Hollywood Not Wild for New J.K. Rowling Book 'The Casual Vacancy'
This story first appeared in the Oct. 19 issue of The Hollywood Reporter magazine.
Holy Hogwarts! Despite writing the source material for one of the most successful film franchises in history, J.K. Rowling has so far received a tepid response from Hollywood for the follow-up to the seven-book Harry Potter series.
Since its release Sept. 27, nary a studio has nibbled at Rowling's The Casual Vacancy, her first tome aimed at adults, which chronicles the quaint English town of Pagford's unraveling following the death of a popular town councilman.
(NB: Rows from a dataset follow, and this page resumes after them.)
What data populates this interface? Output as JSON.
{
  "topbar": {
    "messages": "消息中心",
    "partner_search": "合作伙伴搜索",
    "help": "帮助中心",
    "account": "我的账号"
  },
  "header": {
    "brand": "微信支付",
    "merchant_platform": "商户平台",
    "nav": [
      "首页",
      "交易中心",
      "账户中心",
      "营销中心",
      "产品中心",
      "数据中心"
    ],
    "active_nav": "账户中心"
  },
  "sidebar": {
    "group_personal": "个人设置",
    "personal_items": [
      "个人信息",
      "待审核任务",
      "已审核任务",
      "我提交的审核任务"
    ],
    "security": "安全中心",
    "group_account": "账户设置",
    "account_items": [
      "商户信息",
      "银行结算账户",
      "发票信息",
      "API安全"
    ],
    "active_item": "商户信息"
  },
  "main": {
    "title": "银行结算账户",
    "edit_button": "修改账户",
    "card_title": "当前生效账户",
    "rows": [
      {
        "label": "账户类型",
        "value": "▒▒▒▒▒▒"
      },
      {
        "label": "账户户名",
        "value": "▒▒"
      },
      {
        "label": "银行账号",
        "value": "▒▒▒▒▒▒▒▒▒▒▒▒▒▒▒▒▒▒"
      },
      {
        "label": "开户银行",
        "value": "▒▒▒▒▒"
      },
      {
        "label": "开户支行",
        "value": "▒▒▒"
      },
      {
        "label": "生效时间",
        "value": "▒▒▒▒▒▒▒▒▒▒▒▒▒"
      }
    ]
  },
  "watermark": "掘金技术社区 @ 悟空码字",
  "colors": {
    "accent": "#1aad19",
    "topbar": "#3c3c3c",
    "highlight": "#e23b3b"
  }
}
U.K. tabloid the Sunday Express reported that a $1.6 million deal with Warner Bros. -- the studio behind the eight-film Harry Potter franchise -- is imminent.
But a Warners source calls the story "100 percent fabrication," and a Rowling insider stresses that "no discussions have taken place regarding film rights for The Casual Vacancy at this time." Although the Rowling source insists there has been significant interest in the book, studios weren't allowed to preview the book in advance of its release (as is typical for hot new titles), and reviews so far have been mixed.
The Wall Street Journal called it "a positively propulsive read," but New York Times critic Michiko Kakutani panned it as "so willfully banal, so depressingly cliched that [it] is not only disappointing -- it's dull."
Rowling, 47, probably didn't help her cause when she told USA Today that the book is not very filmable. "I think it's a very novelly novel in that a lot of what goes on happens internally," she said. "And film isn't necessarily the best medium to portray that."
Rowling, who Forbes says is worth more than $1 billion, certainly doesn't need to jump at the first offer.
Nonetheless, with the Potter films having grossed $6.37 billion worldwide and the new book selling a solid 500,000 copies in the U.S. and U.K. in its first six days of release, chances are a Hollywood player eventually will option the property.
The Rowling insider notes, "She wrote the book for print publication but is open-minded about film or TV exploitation."